Analyses of deadlift variation revealed significant main effects for peak moments obtained at the lumbar spine (p < 0.05, η2 P = 0.53), hip (p < 0.05, η2 P = 0.43), and knee (p < 0.05, η2 P = 0.85).
Performing the deadlift with the hexagonal barbell significantly increased the peak moment at the knee and significantly decreased the peak moment at the lumbar spine and hip compared to the deadlifts performed with the straight barbell. The effect of deadlift variation on peak moments was explained by the barbell path associated with each variation and the corresponding resistance moment arm at the individual joints.
Exercise selection is a key variable in resistance training design. Selected exercises should recruit the desired muscles and provide an appropriate biomechanical stimulus when combined with suitable acute program variables.
The results of this study show that the biomechanical stimulus of the deadlift can be altered by performing the movement with different barbells.
The deadlift variation that should be selected for a resistance training program will depend on the stimulus required. If the training objective is to target the lumbar area and maximally recruit the erector spinae muscles then it is recommended that the SBD is performed. Because the HBD more evenly distributes the load between the joints of the body, practitioners may find deadlifts performed with the hexagonal barbell to be an effective alternative to the squat and an appropriate exercise to use in the final stages of low back rehabilitation.

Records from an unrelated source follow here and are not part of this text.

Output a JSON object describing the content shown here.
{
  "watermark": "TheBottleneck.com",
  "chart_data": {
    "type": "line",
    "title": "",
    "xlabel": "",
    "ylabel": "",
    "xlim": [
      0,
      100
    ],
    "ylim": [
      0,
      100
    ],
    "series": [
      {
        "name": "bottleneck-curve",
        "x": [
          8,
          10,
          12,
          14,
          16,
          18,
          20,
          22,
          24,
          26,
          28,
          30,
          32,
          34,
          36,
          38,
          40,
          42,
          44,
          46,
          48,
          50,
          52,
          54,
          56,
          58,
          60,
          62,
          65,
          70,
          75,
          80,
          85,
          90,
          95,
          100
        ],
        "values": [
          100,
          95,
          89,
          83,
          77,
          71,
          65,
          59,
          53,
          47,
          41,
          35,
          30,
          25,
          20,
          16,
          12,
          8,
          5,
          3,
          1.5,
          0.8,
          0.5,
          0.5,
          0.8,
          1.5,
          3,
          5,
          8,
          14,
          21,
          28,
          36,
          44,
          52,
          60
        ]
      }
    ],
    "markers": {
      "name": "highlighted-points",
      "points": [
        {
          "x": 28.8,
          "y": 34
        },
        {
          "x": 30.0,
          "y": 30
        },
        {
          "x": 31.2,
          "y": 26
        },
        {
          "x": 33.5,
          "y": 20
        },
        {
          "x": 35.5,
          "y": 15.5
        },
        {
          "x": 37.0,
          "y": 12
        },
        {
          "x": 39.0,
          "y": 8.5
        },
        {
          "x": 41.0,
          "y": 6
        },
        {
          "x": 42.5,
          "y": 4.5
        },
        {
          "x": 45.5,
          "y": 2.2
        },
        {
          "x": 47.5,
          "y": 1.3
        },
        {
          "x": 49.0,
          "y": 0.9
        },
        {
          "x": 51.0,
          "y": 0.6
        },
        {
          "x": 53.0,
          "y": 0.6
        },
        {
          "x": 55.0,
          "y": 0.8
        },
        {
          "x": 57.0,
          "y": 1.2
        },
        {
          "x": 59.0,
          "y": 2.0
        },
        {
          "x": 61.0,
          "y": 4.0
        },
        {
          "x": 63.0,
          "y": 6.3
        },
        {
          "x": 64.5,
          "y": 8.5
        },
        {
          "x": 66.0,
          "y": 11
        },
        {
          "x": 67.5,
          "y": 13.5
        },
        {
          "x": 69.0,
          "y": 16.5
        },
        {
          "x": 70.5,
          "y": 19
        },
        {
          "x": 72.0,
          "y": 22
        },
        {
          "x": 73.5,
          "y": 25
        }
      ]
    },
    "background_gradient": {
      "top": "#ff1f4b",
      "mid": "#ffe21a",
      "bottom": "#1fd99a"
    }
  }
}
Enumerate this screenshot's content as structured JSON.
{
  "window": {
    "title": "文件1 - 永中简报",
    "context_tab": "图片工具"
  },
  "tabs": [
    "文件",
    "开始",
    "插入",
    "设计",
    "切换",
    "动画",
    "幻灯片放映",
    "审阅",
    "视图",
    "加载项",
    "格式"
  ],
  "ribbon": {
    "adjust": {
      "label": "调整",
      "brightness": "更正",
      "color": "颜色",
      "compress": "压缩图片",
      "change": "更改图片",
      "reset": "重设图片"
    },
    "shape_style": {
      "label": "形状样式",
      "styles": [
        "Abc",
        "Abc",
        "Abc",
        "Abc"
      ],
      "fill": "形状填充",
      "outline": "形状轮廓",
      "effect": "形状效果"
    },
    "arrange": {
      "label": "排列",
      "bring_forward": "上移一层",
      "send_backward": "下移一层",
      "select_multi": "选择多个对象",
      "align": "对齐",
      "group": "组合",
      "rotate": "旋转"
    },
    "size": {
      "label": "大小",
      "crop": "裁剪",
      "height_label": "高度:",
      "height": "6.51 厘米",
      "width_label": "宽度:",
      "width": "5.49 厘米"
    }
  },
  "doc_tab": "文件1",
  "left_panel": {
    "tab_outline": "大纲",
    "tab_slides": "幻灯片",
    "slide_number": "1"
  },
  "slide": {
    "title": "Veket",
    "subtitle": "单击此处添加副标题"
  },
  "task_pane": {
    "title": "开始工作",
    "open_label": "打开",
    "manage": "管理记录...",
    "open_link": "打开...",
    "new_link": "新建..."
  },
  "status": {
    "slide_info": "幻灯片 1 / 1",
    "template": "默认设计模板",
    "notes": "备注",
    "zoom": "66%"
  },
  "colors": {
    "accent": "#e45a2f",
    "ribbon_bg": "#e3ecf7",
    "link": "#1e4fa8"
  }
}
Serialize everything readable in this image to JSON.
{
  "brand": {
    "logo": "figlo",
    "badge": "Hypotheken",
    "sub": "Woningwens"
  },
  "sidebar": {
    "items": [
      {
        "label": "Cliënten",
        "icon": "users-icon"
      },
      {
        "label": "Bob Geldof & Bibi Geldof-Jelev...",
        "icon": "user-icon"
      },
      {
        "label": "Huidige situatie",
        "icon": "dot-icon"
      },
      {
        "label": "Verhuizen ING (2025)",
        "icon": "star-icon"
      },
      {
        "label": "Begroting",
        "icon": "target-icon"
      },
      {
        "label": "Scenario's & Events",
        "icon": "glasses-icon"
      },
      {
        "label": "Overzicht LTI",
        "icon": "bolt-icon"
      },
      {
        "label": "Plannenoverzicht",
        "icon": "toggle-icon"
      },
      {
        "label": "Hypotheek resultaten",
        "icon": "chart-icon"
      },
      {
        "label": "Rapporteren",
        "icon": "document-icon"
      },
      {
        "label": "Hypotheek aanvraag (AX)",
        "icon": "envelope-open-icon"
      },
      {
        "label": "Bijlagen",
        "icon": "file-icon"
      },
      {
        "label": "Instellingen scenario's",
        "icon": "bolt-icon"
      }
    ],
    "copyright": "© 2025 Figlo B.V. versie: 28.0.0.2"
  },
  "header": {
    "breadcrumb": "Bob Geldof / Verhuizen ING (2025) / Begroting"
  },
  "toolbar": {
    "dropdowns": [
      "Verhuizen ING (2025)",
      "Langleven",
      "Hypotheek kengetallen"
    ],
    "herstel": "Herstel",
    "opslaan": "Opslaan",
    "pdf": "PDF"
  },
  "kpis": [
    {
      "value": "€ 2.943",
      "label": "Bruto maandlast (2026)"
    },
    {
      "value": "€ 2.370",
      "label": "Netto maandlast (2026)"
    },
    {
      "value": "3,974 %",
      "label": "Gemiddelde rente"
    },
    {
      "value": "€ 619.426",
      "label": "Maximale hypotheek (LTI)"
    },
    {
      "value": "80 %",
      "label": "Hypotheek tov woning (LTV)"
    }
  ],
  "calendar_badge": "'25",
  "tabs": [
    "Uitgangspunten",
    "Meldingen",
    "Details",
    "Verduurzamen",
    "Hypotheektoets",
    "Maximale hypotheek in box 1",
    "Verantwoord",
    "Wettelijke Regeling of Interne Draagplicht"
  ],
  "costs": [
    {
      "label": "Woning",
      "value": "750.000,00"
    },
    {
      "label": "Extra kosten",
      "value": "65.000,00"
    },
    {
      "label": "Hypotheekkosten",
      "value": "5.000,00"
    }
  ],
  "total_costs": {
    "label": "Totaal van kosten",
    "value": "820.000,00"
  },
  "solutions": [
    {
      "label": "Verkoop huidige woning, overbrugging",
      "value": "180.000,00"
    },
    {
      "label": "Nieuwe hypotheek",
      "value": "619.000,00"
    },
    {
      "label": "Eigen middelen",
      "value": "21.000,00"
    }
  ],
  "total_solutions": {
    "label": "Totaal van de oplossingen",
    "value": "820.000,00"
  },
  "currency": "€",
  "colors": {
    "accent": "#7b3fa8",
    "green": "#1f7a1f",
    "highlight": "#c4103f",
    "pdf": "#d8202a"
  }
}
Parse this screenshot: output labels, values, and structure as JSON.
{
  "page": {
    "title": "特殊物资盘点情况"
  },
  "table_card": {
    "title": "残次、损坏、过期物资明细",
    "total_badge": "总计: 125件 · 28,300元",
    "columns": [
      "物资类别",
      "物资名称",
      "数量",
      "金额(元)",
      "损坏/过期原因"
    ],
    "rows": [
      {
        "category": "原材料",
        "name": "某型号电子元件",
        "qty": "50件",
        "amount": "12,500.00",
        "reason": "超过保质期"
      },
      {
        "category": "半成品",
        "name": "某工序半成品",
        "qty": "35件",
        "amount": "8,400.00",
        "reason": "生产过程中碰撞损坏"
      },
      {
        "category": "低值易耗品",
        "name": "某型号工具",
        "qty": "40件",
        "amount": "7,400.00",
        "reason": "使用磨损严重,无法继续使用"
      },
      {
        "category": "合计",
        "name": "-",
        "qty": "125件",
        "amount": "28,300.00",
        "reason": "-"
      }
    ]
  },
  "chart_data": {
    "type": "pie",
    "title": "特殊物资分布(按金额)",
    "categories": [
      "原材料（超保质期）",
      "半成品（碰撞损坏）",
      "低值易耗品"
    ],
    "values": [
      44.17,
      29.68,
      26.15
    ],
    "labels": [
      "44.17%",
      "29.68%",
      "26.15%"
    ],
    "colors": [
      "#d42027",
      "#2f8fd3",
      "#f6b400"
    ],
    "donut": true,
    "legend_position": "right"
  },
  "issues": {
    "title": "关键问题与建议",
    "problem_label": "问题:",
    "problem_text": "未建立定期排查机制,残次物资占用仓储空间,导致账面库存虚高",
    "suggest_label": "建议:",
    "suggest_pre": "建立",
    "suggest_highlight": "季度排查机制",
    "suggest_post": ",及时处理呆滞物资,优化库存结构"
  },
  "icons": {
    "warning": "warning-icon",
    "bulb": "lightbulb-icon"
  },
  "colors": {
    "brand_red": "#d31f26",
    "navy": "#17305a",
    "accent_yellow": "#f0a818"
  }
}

This is the first study to demonstrate that the deadlift can be combined with submaximal loads to generate large power outputs. The finding suggests it may be advantageous to include the deadlift in structured periodized models aimed at developing muscular power. The results of the study also demonstrate that the HBD can produce significantly greater peak force, peak velocity, and peak power values than the SBD. Strength and conditioning coaches should be aware of the enhanced mechanical stimulus created with the hexagonal barbell when selecting a deadlift exercise.